Items from a data source:

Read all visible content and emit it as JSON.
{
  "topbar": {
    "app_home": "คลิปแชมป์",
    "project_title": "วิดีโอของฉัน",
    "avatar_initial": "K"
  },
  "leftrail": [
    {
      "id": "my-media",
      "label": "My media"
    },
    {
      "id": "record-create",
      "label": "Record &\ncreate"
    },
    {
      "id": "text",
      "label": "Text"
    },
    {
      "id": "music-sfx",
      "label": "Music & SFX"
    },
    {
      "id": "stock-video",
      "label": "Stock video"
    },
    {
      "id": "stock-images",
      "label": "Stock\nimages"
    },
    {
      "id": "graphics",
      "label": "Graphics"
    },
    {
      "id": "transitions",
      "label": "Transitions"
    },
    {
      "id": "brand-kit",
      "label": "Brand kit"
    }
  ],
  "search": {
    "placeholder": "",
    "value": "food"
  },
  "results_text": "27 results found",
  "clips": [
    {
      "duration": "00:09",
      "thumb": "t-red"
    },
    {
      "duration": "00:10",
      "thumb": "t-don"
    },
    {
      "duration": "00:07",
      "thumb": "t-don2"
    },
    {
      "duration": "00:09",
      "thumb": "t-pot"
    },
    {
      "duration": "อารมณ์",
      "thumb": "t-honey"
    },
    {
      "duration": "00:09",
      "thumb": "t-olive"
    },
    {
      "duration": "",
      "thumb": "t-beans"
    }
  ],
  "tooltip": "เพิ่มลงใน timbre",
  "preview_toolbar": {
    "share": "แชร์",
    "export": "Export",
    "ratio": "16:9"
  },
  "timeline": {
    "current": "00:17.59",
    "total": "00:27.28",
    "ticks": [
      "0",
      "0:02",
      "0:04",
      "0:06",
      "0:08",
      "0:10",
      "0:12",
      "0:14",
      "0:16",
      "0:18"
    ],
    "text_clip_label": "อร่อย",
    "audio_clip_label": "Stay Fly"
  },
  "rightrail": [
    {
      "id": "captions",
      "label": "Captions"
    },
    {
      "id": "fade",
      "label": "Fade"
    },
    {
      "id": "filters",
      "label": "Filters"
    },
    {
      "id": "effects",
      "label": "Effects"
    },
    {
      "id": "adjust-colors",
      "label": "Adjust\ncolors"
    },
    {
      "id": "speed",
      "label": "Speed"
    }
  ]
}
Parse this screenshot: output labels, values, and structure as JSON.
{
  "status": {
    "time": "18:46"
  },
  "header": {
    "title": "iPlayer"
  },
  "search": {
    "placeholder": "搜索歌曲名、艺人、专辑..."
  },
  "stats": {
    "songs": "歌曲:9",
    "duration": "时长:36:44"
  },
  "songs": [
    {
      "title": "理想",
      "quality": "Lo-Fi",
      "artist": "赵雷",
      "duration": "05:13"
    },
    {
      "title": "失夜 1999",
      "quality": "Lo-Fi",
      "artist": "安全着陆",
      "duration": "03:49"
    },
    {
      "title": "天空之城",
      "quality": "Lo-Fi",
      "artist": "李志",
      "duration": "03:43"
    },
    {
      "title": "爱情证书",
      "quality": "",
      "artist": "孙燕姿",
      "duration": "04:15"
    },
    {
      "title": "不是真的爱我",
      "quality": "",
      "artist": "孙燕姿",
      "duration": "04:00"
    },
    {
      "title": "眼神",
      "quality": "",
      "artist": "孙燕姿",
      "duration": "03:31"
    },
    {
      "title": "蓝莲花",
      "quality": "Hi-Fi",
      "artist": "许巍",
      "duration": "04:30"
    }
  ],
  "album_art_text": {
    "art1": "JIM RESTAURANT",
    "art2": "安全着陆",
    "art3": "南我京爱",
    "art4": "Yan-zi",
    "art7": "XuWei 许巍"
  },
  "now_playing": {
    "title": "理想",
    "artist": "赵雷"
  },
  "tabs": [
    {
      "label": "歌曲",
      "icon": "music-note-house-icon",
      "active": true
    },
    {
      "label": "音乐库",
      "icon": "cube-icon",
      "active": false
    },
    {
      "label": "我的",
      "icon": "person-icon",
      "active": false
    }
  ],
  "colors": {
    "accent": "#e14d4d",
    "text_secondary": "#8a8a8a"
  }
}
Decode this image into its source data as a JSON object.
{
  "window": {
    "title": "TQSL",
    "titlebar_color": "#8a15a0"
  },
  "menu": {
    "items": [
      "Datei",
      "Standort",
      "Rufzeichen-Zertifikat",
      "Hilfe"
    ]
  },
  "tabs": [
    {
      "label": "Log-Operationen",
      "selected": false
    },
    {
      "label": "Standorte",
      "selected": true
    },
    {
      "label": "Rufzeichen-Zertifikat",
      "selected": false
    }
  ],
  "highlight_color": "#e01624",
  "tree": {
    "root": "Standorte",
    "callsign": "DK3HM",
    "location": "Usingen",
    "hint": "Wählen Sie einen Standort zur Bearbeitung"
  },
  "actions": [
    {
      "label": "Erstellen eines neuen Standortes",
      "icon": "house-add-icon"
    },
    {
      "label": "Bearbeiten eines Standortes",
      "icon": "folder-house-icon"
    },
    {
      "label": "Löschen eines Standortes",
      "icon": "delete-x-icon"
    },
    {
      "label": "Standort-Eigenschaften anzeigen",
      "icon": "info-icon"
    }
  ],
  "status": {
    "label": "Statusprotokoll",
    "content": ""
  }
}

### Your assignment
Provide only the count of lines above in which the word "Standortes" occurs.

### Task output
3